28km Pião – Torre (1993m) – Covão d’Ametade (1420m)
So often on a trip like this, how far you get, or in today’s case how high you get, is all a matter of believing you can do it. We knew we had a tough slog ahead of us when we set out from the campsite at Pião, back onto the roads that we struggled so much with the day before. The ten percent grades continued for several kilometers, before finally giving way to a slightly flatter but still climbing route, set in a dramatic landscape. All around us were small lakes set in large valleys, waterfalls tumbling down from distant heights and tundra fields filled with boulders dropped and polished smooth by glaciers.
As we climbed higher, approaching 1,500m and the town of Penhas de Saúde, dark clouds started to roll in. This wasn’t on the weather forecast! We had checked and been told to expect mostly sun with only cloudy periods, but you can’t control the weather, especially so high up, and before long the rain started to fall. By this time we’d also managed to pick up a couple stray dogs who had adopted us as their exercise trainers and were happily trotting alongside the bikes, making a general nuisance of themselves as they unpredictably ran in front of us every few minutes. In the middle of all this, we reached the crossroads where we’d planned to turn right and descend into the town of Manteigas, but Friedel was struck by a sudden impulse to go all the way to the top: a climb of a further 7km to Torre, 1993m up in the sky and Portugal‘s highest point on the mainland. She offered Andrew a deal, either we could climb this hill or the road known as “Europe‘s highest” when we reach the Italian Alps in a couple months time.
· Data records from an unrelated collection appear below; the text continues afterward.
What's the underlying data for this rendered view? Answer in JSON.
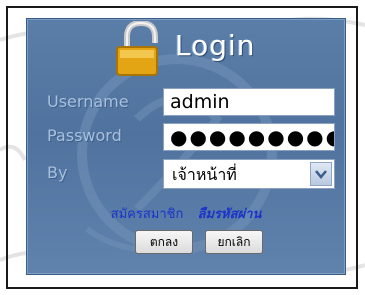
{
  "login": {
    "title": "Login",
    "username_label": "Username",
    "username_value": "admin",
    "password_label": "Password",
    "password_value": "●●●●●●●●●",
    "by_label": "By",
    "by_value": "เจ้าหน้าที่",
    "register_link": "สมัครสมาชิก",
    "forgot_link": "ลืมรหัสผ่าน",
    "ok_button": "ตกลง",
    "cancel_button": "ยกเลิก"
  },
  "icons": {
    "lock": "lock-icon",
    "dropdown": "chevron-down-icon"
  },
  "colors": {
    "panel": "#5b7ea8",
    "label": "#a9c0dc",
    "link": "#1c33c9",
    "lock": "#e4a514"
  }
}
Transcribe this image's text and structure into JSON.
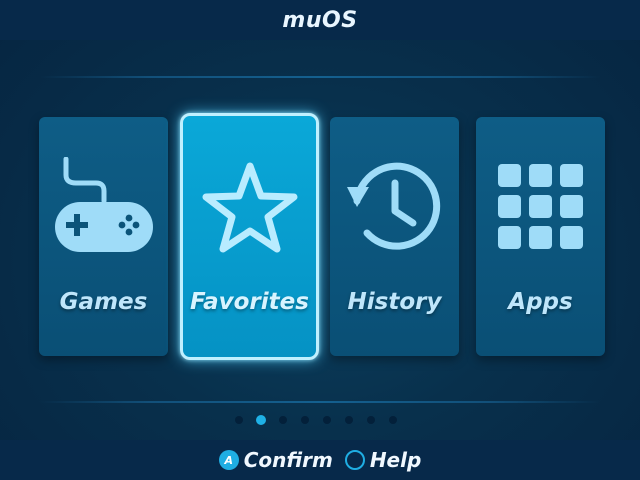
{
  "header": {
    "title": "muOS"
  },
  "menu": {
    "items": [
      {
        "label": "Games",
        "icon": "gamepad-icon"
      },
      {
        "label": "Favorites",
        "icon": "star-icon"
      },
      {
        "label": "History",
        "icon": "history-clock-icon"
      },
      {
        "label": "Apps",
        "icon": "apps-grid-icon"
      }
    ],
    "selected": "Favorites"
  },
  "pager": {
    "count": 8,
    "active": 2
  },
  "footer": {
    "confirm": {
      "button": "A",
      "label": "Confirm"
    },
    "help": {
      "label": "Help"
    }
  },
  "colors": {
    "background": "#08304c",
    "bar": "#07294a",
    "card": "#0a5378",
    "card_selected": "#0aa8d8",
    "accent": "#1faee3",
    "icon": "#9fdcf8"
  }
}
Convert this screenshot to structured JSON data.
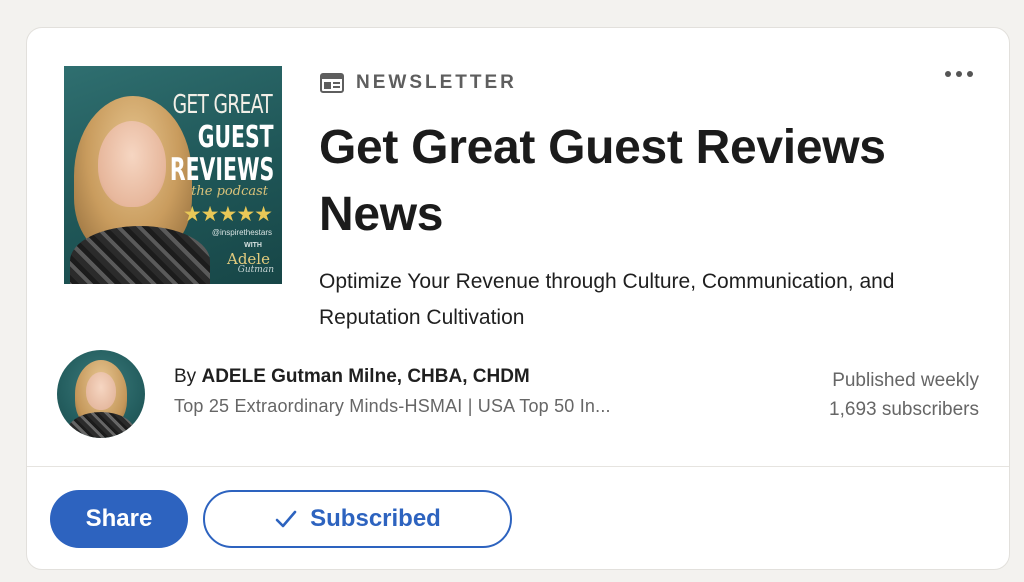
{
  "cover": {
    "line1": "GET GREAT",
    "line2": "GUEST",
    "line3": "REVIEWS",
    "line4": "the podcast",
    "stars": "★★★★★",
    "handle": "@inspirethestars",
    "with": "WITH",
    "first_name": "Adele",
    "last_name": "Gutman"
  },
  "label": "NEWSLETTER",
  "icons": {
    "newsletter": "newsletter-icon",
    "more": "more-icon",
    "check": "check-icon"
  },
  "title": "Get Great Guest Reviews News",
  "description": "Optimize Your Revenue through Culture, Communication, and Reputation Cultivation",
  "author": {
    "prefix": "By",
    "name": "ADELE Gutman Milne, CHBA, CHDM",
    "headline": "Top 25 Extraordinary Minds-HSMAI | USA Top 50 In..."
  },
  "meta": {
    "frequency": "Published weekly",
    "subscribers": "1,693 subscribers"
  },
  "actions": {
    "share_label": "Share",
    "subscribed_label": "Subscribed"
  },
  "colors": {
    "accent": "#2d63bf",
    "background": "#f3f2ef",
    "card": "#ffffff"
  }
}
Andrew chose this one, so up we went. For two hours we rounded curve after curve as motorists passed us, shaking their heads. One did a double take as he went by and laughed quite heartily out loud at the sight of us. Was it so crazy to climb this hill on a loaded bicycle? Hard work, sure, but we knew that reaching the top would be worth it! The weather continued to be unpredictable, going from rain to hail, back to sun and then back to rain again, getting colder all the time as we climbed.
Finally we reached the top to what else but….. a souvenir shop! We weren’t complaining as we raided their deli counter of local cheese, wine and chorizo sausage. This was a treat well earned. Other “sights” at the peak included two discarded radar stations and a closed ski lift. Let’s just say that aside from the food, which was great, the real reward of climbing was the scenery on the way up. Beautiful. Stunning. Magnificent. All these words came to our lips over and over as we worked our way higher into the sky.
After so much hard work we looked forward to our descent, which took less than 10 minutes and never saw our speed dip below 40km an hour, keeping up with most of the cars on the road. Finally we returned to the junction we’d reached much earlier in the day and took the road to Manteigas, stopping just a few kilometers in at a little campsite beside a glacial lake.
Just as we thought our adventure was over for the day we heard thunder, then a bit of rain, and all of a sudden huge hailstones falling on our heads! They were quite large, about a centimeter across, and we had to get out of our tent and shake them off the tarp. Our good timing meant we’d finished cooking supper about 30 seconds before the hail started so we were able to have a hot supper while we huddled in our tent, listening to the ice balls pelt down on our roof. We finished off our wine and cuddled into our sleeping bags for what will surely be one of the colder nights we’ve experienced in recent months.